Word for word, repeat all of the entries below.

[Interface dataset entries]
________________________

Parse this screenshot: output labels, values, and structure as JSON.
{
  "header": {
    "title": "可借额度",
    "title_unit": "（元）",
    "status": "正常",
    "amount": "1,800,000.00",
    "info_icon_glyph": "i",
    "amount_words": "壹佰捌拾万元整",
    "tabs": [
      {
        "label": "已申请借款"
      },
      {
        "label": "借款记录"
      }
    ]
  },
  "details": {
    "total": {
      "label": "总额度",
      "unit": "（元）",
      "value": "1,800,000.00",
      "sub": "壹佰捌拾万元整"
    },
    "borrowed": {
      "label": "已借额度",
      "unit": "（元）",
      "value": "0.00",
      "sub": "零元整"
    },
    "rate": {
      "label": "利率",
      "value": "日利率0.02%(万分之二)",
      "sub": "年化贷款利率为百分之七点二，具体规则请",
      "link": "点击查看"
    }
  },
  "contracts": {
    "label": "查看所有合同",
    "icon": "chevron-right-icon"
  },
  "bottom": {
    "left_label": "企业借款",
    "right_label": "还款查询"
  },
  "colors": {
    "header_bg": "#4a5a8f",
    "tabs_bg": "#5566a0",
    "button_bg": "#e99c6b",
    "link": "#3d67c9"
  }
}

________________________

[RESULT]
Parse this screenshot: output labels, values, and structure as JSON.
{
  "header": {
    "title": "可借额度",
    "title_unit": "（元）",
    "status": "正常",
    "amount": "1,800,000.00",
    "info_icon_glyph": "i",
    "amount_words": "壹佰捌拾万元整",
    "tabs": [
      {
        "label": "已申请借款"
      },
      {
        "label": "借款记录"
      }
    ]
  },
  "details": {
    "total": {
      "label": "总额度",
      "unit": "（元）",
      "value": "1,800,000.00",
      "sub": "壹佰捌拾万元整"
    },
    "borrowed": {
      "label": "已借额度",
      "unit": "（元）",
      "value": "0.00",
      "sub": "零元整"
    },
    "rate": {
      "label": "利率",
      "value": "日利率0.02%(万分之二)",
      "sub": "年化贷款利率为百分之七点二，具体规则请",
      "link": "点击查看"
    }
  },
  "contracts": {
    "label": "查看所有合同",
    "icon": "chevron-right-icon"
  },
  "bottom": {
    "left_label": "企业借款",
    "right_label": "还款查询"
  },
  "colors": {
    "header_bg": "#4a5a8f",
    "tabs_bg": "#5566a0",
    "button_bg": "#e99c6b",
    "link": "#3d67c9"
  }
}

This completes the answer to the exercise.